• _WORK TO BE COMPLETED_: Output every line of the listing, exactly and completely.
<<<<
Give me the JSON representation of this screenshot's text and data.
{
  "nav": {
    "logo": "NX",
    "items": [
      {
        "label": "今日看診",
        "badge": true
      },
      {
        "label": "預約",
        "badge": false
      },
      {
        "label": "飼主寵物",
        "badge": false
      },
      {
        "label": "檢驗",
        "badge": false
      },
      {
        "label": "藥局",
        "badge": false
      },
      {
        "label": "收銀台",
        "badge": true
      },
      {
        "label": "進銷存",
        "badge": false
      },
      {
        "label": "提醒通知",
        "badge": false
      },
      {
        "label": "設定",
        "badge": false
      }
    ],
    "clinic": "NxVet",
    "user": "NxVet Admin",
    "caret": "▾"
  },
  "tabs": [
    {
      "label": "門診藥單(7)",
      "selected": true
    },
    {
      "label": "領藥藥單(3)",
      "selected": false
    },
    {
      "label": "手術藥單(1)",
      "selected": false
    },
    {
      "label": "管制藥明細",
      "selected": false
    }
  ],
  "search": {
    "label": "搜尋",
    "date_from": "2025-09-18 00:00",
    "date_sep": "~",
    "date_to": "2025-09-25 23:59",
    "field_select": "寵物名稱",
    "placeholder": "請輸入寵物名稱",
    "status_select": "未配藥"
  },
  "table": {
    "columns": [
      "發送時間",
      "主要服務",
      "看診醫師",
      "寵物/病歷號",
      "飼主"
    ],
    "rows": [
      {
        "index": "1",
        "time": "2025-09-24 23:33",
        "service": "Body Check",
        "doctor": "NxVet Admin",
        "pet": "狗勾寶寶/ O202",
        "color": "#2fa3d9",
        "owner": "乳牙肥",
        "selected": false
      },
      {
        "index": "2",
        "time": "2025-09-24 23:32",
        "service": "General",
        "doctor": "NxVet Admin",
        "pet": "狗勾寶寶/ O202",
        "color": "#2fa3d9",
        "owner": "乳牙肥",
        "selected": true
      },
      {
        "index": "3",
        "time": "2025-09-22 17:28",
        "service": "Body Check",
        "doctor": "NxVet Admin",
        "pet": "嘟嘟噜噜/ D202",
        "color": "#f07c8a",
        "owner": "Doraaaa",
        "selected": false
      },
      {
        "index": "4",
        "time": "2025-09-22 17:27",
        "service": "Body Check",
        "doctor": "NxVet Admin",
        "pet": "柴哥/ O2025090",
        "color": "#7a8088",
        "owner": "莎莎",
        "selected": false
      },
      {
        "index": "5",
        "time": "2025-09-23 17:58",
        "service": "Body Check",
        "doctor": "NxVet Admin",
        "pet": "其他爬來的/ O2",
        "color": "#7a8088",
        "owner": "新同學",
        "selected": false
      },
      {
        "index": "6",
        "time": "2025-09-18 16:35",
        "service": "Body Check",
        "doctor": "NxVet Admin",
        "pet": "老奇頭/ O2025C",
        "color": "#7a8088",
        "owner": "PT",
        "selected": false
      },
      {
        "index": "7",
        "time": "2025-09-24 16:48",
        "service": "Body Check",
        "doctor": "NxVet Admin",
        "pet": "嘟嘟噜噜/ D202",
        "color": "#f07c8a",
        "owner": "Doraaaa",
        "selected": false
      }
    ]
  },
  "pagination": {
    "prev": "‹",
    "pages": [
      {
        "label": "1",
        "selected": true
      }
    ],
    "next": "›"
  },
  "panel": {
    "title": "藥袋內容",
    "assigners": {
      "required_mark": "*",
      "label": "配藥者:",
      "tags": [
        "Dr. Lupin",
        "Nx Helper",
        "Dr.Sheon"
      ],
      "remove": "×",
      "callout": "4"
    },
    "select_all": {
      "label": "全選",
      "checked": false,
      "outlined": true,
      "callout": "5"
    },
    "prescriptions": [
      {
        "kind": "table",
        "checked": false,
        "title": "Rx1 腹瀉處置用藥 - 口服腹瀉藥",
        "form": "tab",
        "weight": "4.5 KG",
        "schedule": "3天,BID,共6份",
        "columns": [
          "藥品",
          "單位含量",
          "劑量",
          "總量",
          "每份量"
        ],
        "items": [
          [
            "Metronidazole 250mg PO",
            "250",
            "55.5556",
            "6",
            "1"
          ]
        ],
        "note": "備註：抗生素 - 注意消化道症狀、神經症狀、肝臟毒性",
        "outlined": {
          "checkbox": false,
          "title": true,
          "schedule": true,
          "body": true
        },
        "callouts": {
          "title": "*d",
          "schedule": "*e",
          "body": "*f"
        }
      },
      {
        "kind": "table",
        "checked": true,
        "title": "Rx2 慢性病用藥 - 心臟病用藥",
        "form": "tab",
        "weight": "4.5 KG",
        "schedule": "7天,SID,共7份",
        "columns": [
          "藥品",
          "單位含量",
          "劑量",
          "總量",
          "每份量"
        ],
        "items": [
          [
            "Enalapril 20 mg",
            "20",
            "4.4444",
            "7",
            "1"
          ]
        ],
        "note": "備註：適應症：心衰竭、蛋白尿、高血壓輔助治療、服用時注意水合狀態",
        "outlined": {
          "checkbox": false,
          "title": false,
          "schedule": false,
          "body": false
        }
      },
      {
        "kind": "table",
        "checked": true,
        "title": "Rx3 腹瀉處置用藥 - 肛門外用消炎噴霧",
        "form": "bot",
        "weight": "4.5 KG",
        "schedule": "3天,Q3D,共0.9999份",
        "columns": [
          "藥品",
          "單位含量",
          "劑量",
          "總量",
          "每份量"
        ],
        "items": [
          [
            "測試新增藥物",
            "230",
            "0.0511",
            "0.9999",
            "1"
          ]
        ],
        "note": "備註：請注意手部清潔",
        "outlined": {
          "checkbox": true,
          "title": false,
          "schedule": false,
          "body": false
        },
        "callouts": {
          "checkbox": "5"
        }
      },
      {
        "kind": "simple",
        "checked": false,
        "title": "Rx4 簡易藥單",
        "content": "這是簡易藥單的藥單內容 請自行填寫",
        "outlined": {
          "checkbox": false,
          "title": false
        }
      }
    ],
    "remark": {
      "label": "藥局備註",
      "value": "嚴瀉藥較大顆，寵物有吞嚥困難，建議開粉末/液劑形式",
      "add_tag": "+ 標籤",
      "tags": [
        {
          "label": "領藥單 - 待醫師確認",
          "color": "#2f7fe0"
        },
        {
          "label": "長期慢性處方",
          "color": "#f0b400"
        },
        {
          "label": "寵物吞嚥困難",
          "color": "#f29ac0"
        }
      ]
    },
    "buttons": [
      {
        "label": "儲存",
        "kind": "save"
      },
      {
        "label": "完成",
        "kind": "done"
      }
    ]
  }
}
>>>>
• _RESPONSE BOX_:
Give me the JSON representation of this screenshot's text and data.
{
  "nav": {
    "logo": "NX",
    "items": [
      {
        "label": "今日看診",
        "badge": true
      },
      {
        "label": "預約",
        "badge": false
      },
      {
        "label": "飼主寵物",
        "badge": false
      },
      {
        "label": "檢驗",
        "badge": false
      },
      {
        "label": "藥局",
        "badge": false
      },
      {
        "label": "收銀台",
        "badge": true
      },
      {
        "label": "進銷存",
        "badge": false
      },
      {
        "label": "提醒通知",
        "badge": false
      },
      {
        "label": "設定",
        "badge": false
      }
    ],
    "clinic": "NxVet",
    "user": "NxVet Admin",
    "caret": "▾"
  },
  "tabs": [
    {
      "label": "門診藥單(7)",
      "selected": true
    },
    {
      "label": "領藥藥單(3)",
      "selected": false
    },
    {
      "label": "手術藥單(1)",
      "selected": false
    },
    {
      "label": "管制藥明細",
      "selected": false
    }
  ],
  "search": {
    "label": "搜尋",
    "date_from": "2025-09-18 00:00",
    "date_sep": "~",
    "date_to": "2025-09-25 23:59",
    "field_select": "寵物名稱",
    "placeholder": "請輸入寵物名稱",
    "status_select": "未配藥"
  },
  "table": {
    "columns": [
      "發送時間",
      "主要服務",
      "看診醫師",
      "寵物/病歷號",
      "飼主"
    ],
    "rows": [
      {
        "index": "1",
        "time": "2025-09-24 23:33",
        "service": "Body Check",
        "doctor": "NxVet Admin",
        "pet": "狗勾寶寶/ O202",
        "color": "#2fa3d9",
        "owner": "乳牙肥",
        "selected": false
      },
      {
        "index": "2",
        "time": "2025-09-24 23:32",
        "service": "General",
        "doctor": "NxVet Admin",
        "pet": "狗勾寶寶/ O202",
        "color": "#2fa3d9",
        "owner": "乳牙肥",
        "selected": true
      },
      {
        "index": "3",
        "time": "2025-09-22 17:28",
        "service": "Body Check",
        "doctor": "NxVet Admin",
        "pet": "嘟嘟噜噜/ D202",
        "color": "#f07c8a",
        "owner": "Doraaaa",
        "selected": false
      },
      {
        "index": "4",
        "time": "2025-09-22 17:27",
        "service": "Body Check",
        "doctor": "NxVet Admin",
        "pet": "柴哥/ O2025090",
        "color": "#7a8088",
        "owner": "莎莎",
        "selected": false
      },
      {
        "index": "5",
        "time": "2025-09-23 17:58",
        "service": "Body Check",
        "doctor": "NxVet Admin",
        "pet": "其他爬來的/ O2",
        "color": "#7a8088",
        "owner": "新同學",
        "selected": false
      },
      {
        "index": "6",
        "time": "2025-09-18 16:35",
        "service": "Body Check",
        "doctor": "NxVet Admin",
        "pet": "老奇頭/ O2025C",
        "color": "#7a8088",
        "owner": "PT",
        "selected": false
      },
      {
        "index": "7",
        "time": "2025-09-24 16:48",
        "service": "Body Check",
        "doctor": "NxVet Admin",
        "pet": "嘟嘟噜噜/ D202",
        "color": "#f07c8a",
        "owner": "Doraaaa",
        "selected": false
      }
    ]
  },
  "pagination": {
    "prev": "‹",
    "pages": [
      {
        "label": "1",
        "selected": true
      }
    ],
    "next": "›"
  },
  "panel": {
    "title": "藥袋內容",
    "assigners": {
      "required_mark": "*",
      "label": "配藥者:",
      "tags": [
        "Dr. Lupin",
        "Nx Helper",
        "Dr.Sheon"
      ],
      "remove": "×",
      "callout": "4"
    },
    "select_all": {
      "label": "全選",
      "checked": false,
      "outlined": true,
      "callout": "5"
    },
    "prescriptions": [
      {
        "kind": "table",
        "checked": false,
        "title": "Rx1 腹瀉處置用藥 - 口服腹瀉藥",
        "form": "tab",
        "weight": "4.5 KG",
        "schedule": "3天,BID,共6份",
        "columns": [
          "藥品",
          "單位含量",
          "劑量",
          "總量",
          "每份量"
        ],
        "items": [
          [
            "Metronidazole 250mg PO",
            "250",
            "55.5556",
            "6",
            "1"
          ]
        ],
        "note": "備註：抗生素 - 注意消化道症狀、神經症狀、肝臟毒性",
        "outlined": {
          "checkbox": false,
          "title": true,
          "schedule": true,
          "body": true
        },
        "callouts": {
          "title": "*d",
          "schedule": "*e",
          "body": "*f"
        }
      },
      {
        "kind": "table",
        "checked": true,
        "title": "Rx2 慢性病用藥 - 心臟病用藥",
        "form": "tab",
        "weight": "4.5 KG",
        "schedule": "7天,SID,共7份",
        "columns": [
          "藥品",
          "單位含量",
          "劑量",
          "總量",
          "每份量"
        ],
        "items": [
          [
            "Enalapril 20 mg",
            "20",
            "4.4444",
            "7",
            "1"
          ]
        ],
        "note": "備註：適應症：心衰竭、蛋白尿、高血壓輔助治療、服用時注意水合狀態",
        "outlined": {
          "checkbox": false,
          "title": false,
          "schedule": false,
          "body": false
        }
      },
      {
        "kind": "table",
        "checked": true,
        "title": "Rx3 腹瀉處置用藥 - 肛門外用消炎噴霧",
        "form": "bot",
        "weight": "4.5 KG",
        "schedule": "3天,Q3D,共0.9999份",
        "columns": [
          "藥品",
          "單位含量",
          "劑量",
          "總量",
          "每份量"
        ],
        "items": [
          [
            "測試新增藥物",
            "230",
            "0.0511",
            "0.9999",
            "1"
          ]
        ],
        "note": "備註：請注意手部清潔",
        "outlined": {
          "checkbox": true,
          "title": false,
          "schedule": false,
          "body": false
        },
        "callouts": {
          "checkbox": "5"
        }
      },
      {
        "kind": "simple",
        "checked": false,
        "title": "Rx4 簡易藥單",
        "content": "這是簡易藥單的藥單內容 請自行填寫",
        "outlined": {
          "checkbox": false,
          "title": false
        }
      }
    ],
    "remark": {
      "label": "藥局備註",
      "value": "嚴瀉藥較大顆，寵物有吞嚥困難，建議開粉末/液劑形式",
      "add_tag": "+ 標籤",
      "tags": [
        {
          "label": "領藥單 - 待醫師確認",
          "color": "#2f7fe0"
        },
        {
          "label": "長期慢性處方",
          "color": "#f0b400"
        },
        {
          "label": "寵物吞嚥困難",
          "color": "#f29ac0"
        }
      ]
    },
    "buttons": [
      {
        "label": "儲存",
        "kind": "save"
      },
      {
        "label": "完成",
        "kind": "done"
      }
    ]
  }
}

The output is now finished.